ASSIGNED TASK ▸ Could you give the data below again exactly, apart from the pictures?

#### RECORDS FOR THE EXERCISE ####

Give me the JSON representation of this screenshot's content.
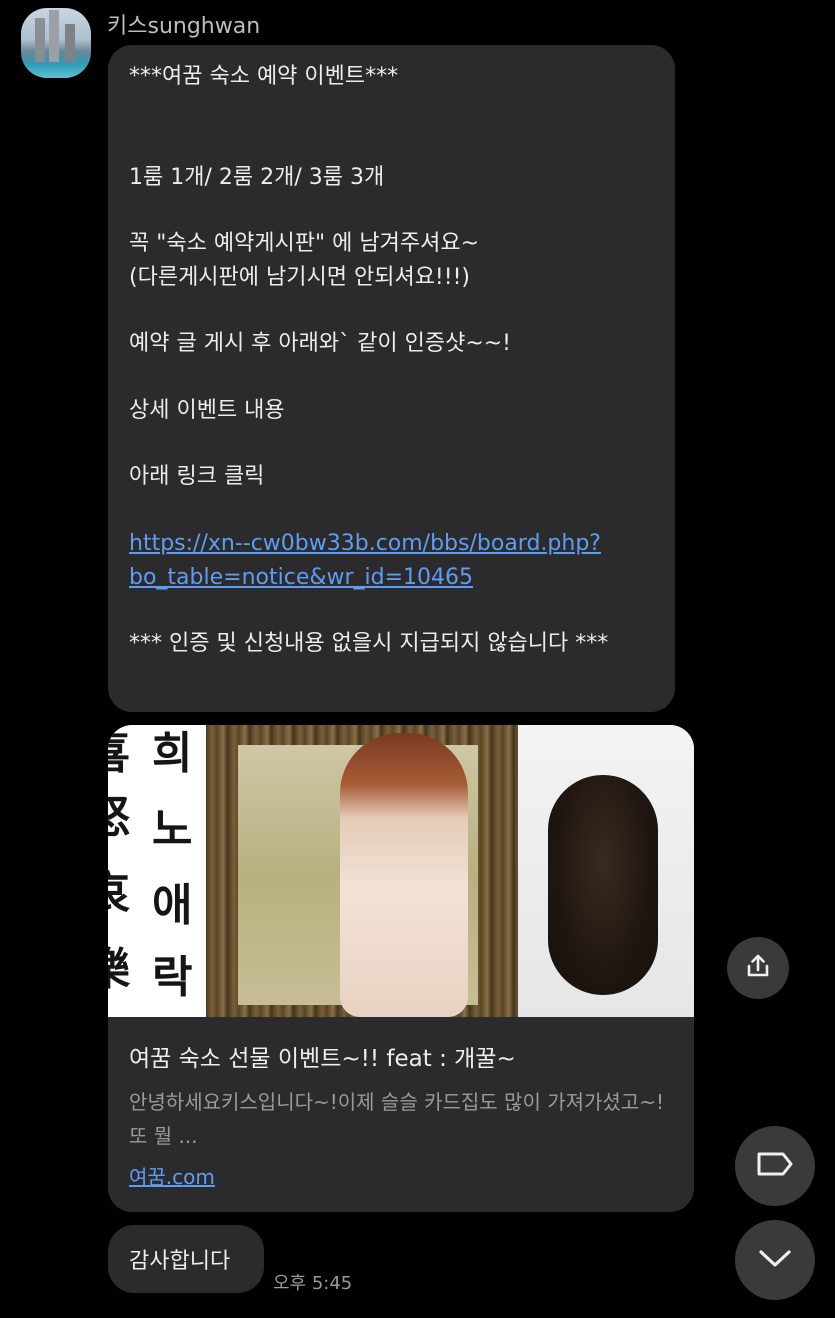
{
  "sender": {
    "name": "키스sunghwan"
  },
  "message": {
    "lines": [
      "***여꿈 숙소 예약 이벤트***",
      "1룸 1개/ 2룸 2개/ 3룸 3개",
      "꼭  \"숙소 예약게시판\" 에 남겨주셔요~",
      "(다른게시판에 남기시면 안되셔요!!!)",
      "예약 글 게시 후 아래와` 같이 인증샷~~!",
      "상세 이벤트 내용",
      "아래 링크 클릭",
      "*** 인증 및 신청내용 없을시 지급되지 않습니다 ***"
    ],
    "link_line1": "https://xn--cw0bw33b.com/bbs/board.php?",
    "link_line2": "bo_table=notice&wr_id=10465"
  },
  "link_preview": {
    "image_calligraphy_left": [
      "喜",
      "怒",
      "哀",
      "樂"
    ],
    "image_calligraphy_right": [
      "희",
      "노",
      "애",
      "락"
    ],
    "title": "여꿈 숙소 선물 이벤트~!! feat : 개꿀~",
    "description": "안녕하세요키스입니다~!이제 슬슬 카드집도 많이 가져가셨고~!또 뭘 ...",
    "domain": "여꿈.com"
  },
  "reply": {
    "text": "감사합니다",
    "timestamp": "오후 5:45"
  },
  "icons": {
    "share": "share-icon",
    "tag": "tag-icon",
    "scroll_down": "chevron-down-icon"
  },
  "colors": {
    "background": "#000000",
    "bubble": "#2b2b2d",
    "link": "#5f9cf2"
  }
}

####

ANSWER SPACE ▸
Give me the JSON representation of this screenshot's content.
{
  "sender": {
    "name": "키스sunghwan"
  },
  "message": {
    "lines": [
      "***여꿈 숙소 예약 이벤트***",
      "1룸 1개/ 2룸 2개/ 3룸 3개",
      "꼭  \"숙소 예약게시판\" 에 남겨주셔요~",
      "(다른게시판에 남기시면 안되셔요!!!)",
      "예약 글 게시 후 아래와` 같이 인증샷~~!",
      "상세 이벤트 내용",
      "아래 링크 클릭",
      "*** 인증 및 신청내용 없을시 지급되지 않습니다 ***"
    ],
    "link_line1": "https://xn--cw0bw33b.com/bbs/board.php?",
    "link_line2": "bo_table=notice&wr_id=10465"
  },
  "link_preview": {
    "image_calligraphy_left": [
      "喜",
      "怒",
      "哀",
      "樂"
    ],
    "image_calligraphy_right": [
      "희",
      "노",
      "애",
      "락"
    ],
    "title": "여꿈 숙소 선물 이벤트~!! feat : 개꿀~",
    "description": "안녕하세요키스입니다~!이제 슬슬 카드집도 많이 가져가셨고~!또 뭘 ...",
    "domain": "여꿈.com"
  },
  "reply": {
    "text": "감사합니다",
    "timestamp": "오후 5:45"
  },
  "icons": {
    "share": "share-icon",
    "tag": "tag-icon",
    "scroll_down": "chevron-down-icon"
  },
  "colors": {
    "background": "#000000",
    "bubble": "#2b2b2d",
    "link": "#5f9cf2"
  }
}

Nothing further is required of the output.